Your goal:
Which lines of the records below contain the word "JSON"? Report each of them in full.

Given records:
=== Begin Enclosure ===

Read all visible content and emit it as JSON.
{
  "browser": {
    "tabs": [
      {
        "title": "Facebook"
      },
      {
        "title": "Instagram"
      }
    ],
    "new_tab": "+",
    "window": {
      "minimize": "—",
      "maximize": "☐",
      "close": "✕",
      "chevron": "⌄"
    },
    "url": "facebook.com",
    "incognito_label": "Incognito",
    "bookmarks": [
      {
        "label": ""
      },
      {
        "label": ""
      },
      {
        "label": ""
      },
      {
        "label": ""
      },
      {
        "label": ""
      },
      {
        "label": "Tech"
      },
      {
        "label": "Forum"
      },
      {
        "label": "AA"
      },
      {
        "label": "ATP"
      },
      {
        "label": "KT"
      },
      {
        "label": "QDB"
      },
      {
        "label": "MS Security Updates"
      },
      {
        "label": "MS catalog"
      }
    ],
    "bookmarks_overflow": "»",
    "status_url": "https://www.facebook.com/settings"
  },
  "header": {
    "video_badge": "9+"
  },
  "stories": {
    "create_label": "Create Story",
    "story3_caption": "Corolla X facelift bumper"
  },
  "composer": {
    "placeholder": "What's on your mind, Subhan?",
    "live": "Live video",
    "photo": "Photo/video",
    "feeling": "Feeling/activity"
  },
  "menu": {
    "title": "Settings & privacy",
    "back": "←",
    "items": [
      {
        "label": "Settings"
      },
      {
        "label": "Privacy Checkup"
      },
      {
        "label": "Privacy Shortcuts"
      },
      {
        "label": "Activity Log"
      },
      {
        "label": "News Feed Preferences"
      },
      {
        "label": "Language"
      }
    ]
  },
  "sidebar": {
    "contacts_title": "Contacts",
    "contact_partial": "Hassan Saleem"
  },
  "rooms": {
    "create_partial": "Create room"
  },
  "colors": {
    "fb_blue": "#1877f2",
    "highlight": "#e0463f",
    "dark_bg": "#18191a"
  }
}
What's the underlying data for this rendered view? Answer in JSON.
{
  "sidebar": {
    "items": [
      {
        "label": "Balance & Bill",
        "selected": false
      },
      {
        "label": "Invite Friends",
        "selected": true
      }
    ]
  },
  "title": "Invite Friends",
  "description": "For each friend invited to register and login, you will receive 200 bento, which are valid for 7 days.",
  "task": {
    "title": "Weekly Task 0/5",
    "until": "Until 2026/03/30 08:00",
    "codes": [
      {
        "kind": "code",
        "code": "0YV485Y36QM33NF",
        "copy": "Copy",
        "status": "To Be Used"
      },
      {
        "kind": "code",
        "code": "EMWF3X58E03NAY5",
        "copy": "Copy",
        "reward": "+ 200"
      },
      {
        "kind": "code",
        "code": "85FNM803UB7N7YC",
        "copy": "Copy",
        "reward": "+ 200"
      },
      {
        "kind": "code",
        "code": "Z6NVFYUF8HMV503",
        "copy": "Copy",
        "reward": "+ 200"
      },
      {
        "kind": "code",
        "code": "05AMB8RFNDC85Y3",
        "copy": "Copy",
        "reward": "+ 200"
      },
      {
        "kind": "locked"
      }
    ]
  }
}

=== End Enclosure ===

Answer for this exercise:
Read all visible content and emit it as JSON.
What's the underlying data for this rendered view? Answer in JSON.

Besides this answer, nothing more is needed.